Systematic review of the impact of the COVID-19 pandemic on suicidal behaviour amongst health and social care workers across the world.
Eyles E., Moran P., Okolie C., Dekel D., Macleod-Hall C., Webb RT., Schmidt L., Knipe D., Sinyor M., McGuinness LA., Arensman E., Hawton K., O'Connor RC., Kapur N., O'Neill S., Olorisade B., Cheng H-Y., Higgins JPT., John A., Gunnell D.

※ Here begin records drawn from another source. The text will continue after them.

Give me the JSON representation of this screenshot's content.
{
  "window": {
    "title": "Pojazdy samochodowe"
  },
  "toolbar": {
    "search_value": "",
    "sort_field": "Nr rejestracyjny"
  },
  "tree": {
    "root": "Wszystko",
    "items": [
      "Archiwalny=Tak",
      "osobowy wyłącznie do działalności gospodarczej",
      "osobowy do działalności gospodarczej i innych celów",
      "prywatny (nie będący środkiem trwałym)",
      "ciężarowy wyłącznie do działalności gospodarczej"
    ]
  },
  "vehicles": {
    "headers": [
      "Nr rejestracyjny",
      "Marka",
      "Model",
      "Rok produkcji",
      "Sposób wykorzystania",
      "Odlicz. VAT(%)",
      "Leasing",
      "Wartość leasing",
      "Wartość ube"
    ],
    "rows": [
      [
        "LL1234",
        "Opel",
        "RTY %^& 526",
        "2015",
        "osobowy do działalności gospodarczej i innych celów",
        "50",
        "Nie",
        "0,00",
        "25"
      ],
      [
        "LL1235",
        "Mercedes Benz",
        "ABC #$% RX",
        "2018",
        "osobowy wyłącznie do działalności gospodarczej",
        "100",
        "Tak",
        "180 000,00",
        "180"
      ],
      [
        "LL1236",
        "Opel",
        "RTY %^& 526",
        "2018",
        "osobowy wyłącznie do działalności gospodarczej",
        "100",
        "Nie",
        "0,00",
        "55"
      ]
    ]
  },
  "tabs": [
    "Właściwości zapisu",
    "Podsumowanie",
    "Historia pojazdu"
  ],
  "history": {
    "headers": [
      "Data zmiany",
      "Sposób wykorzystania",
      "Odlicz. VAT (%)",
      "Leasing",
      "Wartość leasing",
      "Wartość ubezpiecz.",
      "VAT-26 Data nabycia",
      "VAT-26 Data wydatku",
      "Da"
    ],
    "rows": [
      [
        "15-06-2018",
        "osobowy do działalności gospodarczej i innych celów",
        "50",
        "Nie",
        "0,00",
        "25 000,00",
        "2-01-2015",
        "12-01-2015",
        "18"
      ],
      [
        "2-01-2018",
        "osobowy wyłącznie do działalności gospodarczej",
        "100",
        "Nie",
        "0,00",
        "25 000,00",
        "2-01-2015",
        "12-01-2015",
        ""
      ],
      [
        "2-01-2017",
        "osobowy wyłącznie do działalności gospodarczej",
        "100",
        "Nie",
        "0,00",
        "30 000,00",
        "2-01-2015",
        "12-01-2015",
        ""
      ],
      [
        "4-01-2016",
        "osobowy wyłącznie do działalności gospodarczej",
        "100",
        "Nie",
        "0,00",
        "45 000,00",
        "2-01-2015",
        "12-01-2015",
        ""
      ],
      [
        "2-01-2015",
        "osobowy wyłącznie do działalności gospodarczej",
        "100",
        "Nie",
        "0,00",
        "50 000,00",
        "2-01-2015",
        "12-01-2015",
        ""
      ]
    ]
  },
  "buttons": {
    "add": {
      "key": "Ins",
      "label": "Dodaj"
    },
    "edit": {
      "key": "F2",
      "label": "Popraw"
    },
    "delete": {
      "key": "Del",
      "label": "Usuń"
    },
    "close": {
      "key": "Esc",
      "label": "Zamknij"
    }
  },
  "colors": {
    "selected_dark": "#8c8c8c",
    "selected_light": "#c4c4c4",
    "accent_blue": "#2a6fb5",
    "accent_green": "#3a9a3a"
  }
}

Background: The COVID-19 pandemic has had an impact on the mental health of healthcare and social care workers, and its potential effect on suicidal thoughts and behaviour is of particular concern. Methods: This systematic review identified and appraised the published literature that has reported on the impact of COVID-19 on suicidal thoughts and behaviour and self-harm amongst healthcare and social care workers worldwide up to May 31, 2021. Results: Out of 37 potentially relevant papers identified, ten met our eligibility criteria. Our review has highlighted that the impact of COVID-19 has varied as a function of setting, working relationships, occupational roles, and psychiatric comorbidities. Limitations: There have been no completed cohort studies comparing pre- and post-pandemic suicidal thoughts and behaviours. It is possible some papers may have been missed in the search. Conclusions: The current quality of evidence pertaining to suicidal behaviour in healthcare workers is poor, and evidence is entirely absent for those working in social care. The clinical relevance of this work is to bring attention to what evidence exists, and to encourage, in practice, proactive approaches to interventions for improving healthcare and social care worker mental health.